■ PROMPT ■
What is the number of lines in these records that hold the word "time"? Reply with that number alone.

/---

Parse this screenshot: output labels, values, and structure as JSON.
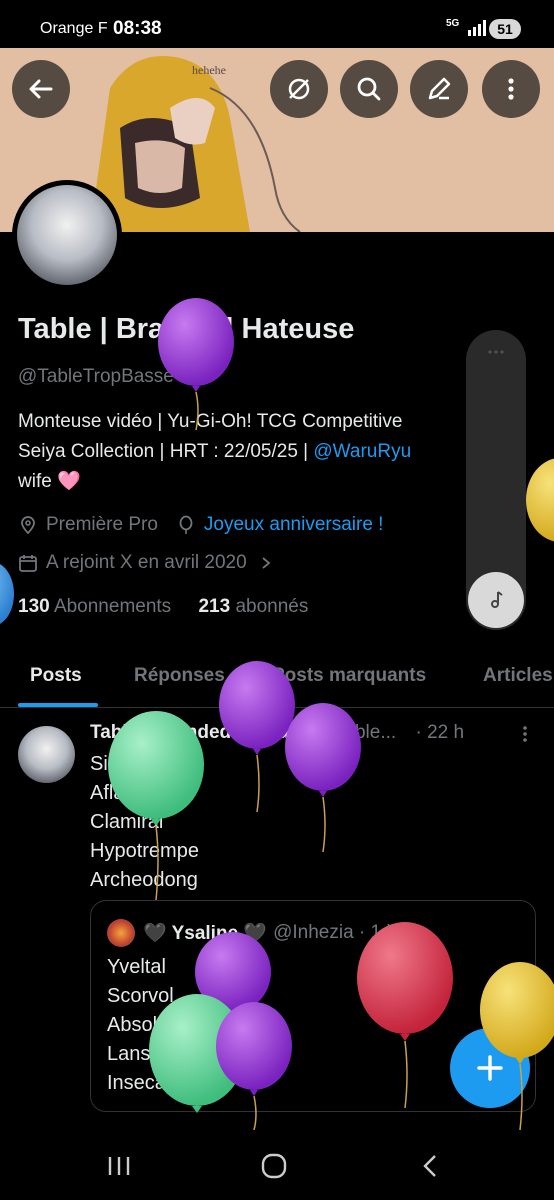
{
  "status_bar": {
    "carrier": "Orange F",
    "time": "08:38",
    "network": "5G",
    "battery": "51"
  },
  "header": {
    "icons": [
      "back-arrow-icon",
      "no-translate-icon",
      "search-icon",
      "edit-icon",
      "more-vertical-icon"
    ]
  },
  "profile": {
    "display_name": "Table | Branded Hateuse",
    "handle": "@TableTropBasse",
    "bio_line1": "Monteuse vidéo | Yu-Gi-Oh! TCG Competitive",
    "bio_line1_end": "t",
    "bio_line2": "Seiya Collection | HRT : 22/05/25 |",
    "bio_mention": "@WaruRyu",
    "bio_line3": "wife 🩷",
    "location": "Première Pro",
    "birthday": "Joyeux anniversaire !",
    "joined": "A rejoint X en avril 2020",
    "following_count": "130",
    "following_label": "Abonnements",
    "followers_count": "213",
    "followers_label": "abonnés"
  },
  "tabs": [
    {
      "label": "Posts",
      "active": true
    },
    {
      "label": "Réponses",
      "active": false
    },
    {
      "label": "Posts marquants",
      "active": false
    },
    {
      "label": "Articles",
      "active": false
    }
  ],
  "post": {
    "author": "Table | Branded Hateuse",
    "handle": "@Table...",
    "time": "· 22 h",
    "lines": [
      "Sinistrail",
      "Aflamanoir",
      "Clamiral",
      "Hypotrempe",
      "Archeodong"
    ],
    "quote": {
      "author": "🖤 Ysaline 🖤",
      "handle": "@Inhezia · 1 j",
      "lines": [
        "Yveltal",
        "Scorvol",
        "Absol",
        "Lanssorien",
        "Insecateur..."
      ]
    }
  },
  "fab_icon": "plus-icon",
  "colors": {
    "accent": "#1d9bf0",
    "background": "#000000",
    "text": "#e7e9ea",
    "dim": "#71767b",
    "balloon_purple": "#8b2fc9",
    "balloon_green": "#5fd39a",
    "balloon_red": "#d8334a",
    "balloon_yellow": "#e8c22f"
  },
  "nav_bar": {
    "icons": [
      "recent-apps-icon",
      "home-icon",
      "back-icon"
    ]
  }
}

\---
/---

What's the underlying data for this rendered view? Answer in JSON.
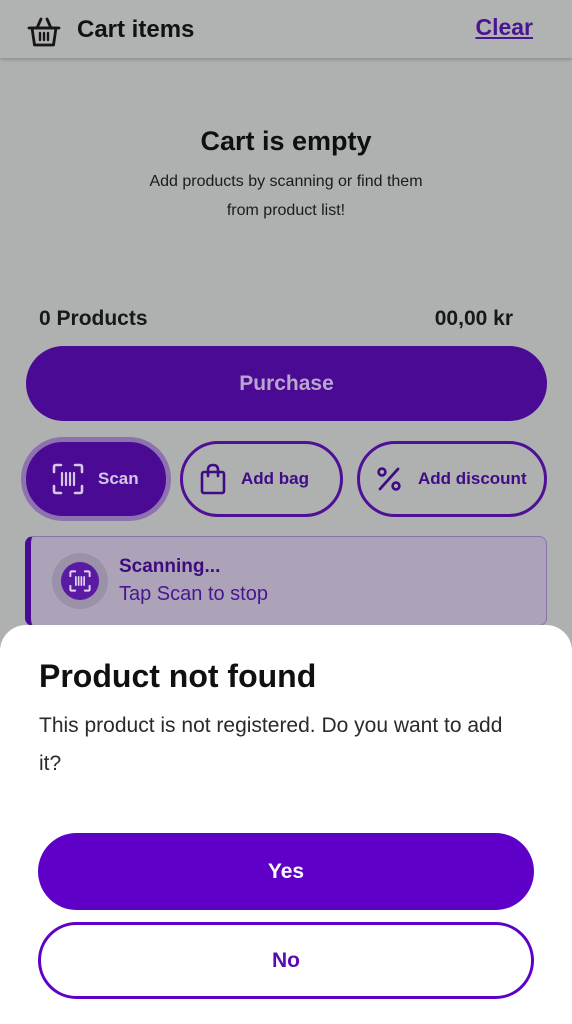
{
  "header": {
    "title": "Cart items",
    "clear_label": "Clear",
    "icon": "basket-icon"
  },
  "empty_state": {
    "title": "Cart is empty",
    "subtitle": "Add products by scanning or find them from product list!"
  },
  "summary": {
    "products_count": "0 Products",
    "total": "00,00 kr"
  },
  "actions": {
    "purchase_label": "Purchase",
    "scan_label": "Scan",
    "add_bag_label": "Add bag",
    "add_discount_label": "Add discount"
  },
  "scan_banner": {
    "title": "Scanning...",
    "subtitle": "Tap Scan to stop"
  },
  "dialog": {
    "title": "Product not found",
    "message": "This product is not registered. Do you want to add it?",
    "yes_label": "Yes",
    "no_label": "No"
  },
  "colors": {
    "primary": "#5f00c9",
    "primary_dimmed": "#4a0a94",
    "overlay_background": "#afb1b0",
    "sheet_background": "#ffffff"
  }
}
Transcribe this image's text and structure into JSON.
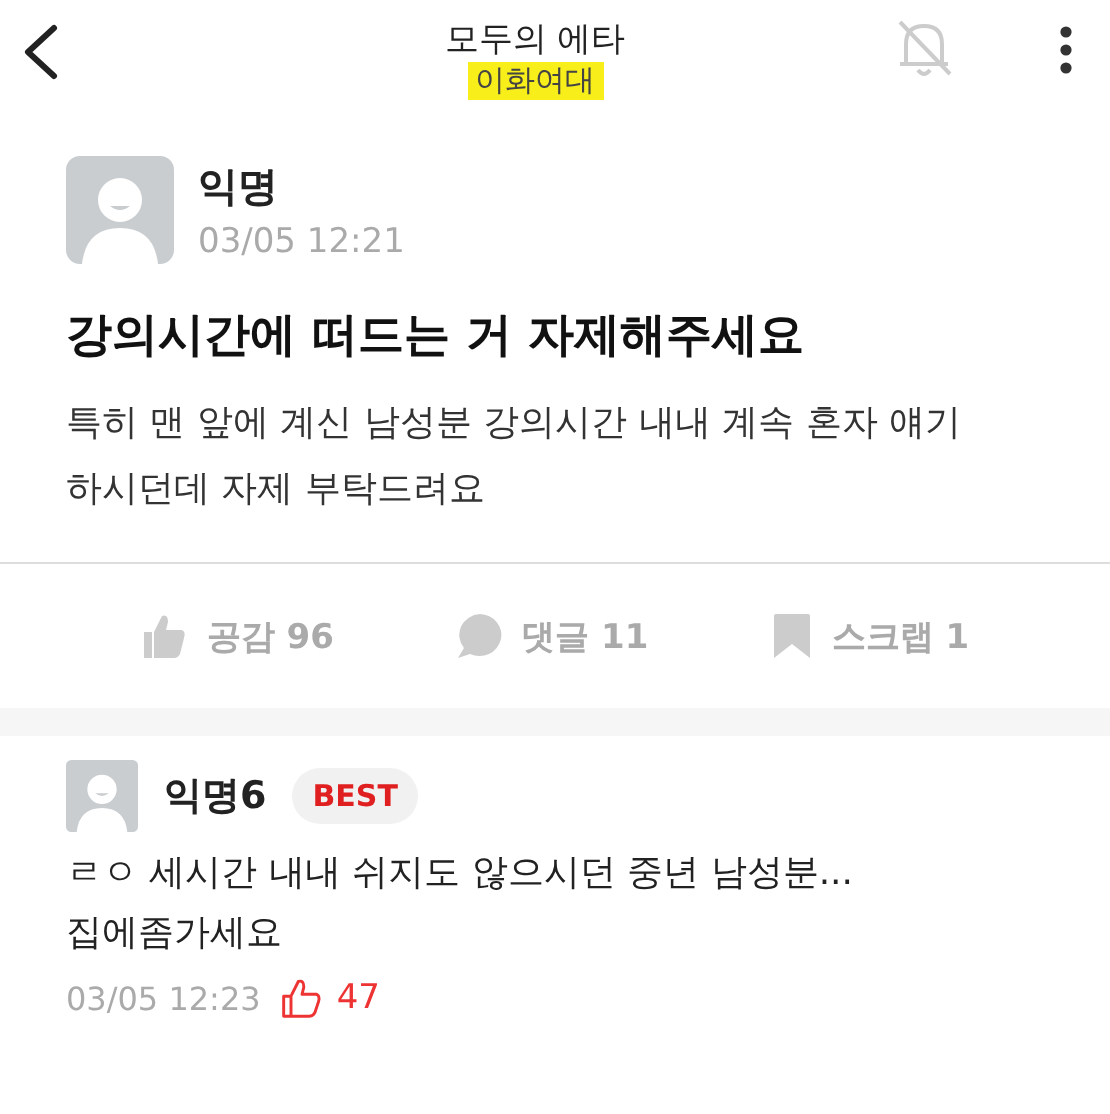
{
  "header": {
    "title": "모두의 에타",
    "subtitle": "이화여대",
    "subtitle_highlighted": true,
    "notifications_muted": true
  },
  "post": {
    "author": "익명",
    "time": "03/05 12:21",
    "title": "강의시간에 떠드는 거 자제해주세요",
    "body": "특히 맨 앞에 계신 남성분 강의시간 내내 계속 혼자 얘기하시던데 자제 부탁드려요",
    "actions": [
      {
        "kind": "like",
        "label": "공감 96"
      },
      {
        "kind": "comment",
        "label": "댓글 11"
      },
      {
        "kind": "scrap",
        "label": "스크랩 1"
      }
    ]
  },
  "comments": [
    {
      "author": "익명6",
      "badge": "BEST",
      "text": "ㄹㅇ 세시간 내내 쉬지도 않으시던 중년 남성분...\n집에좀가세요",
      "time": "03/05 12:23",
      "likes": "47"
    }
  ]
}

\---

■ ANSWER SPACE ■
4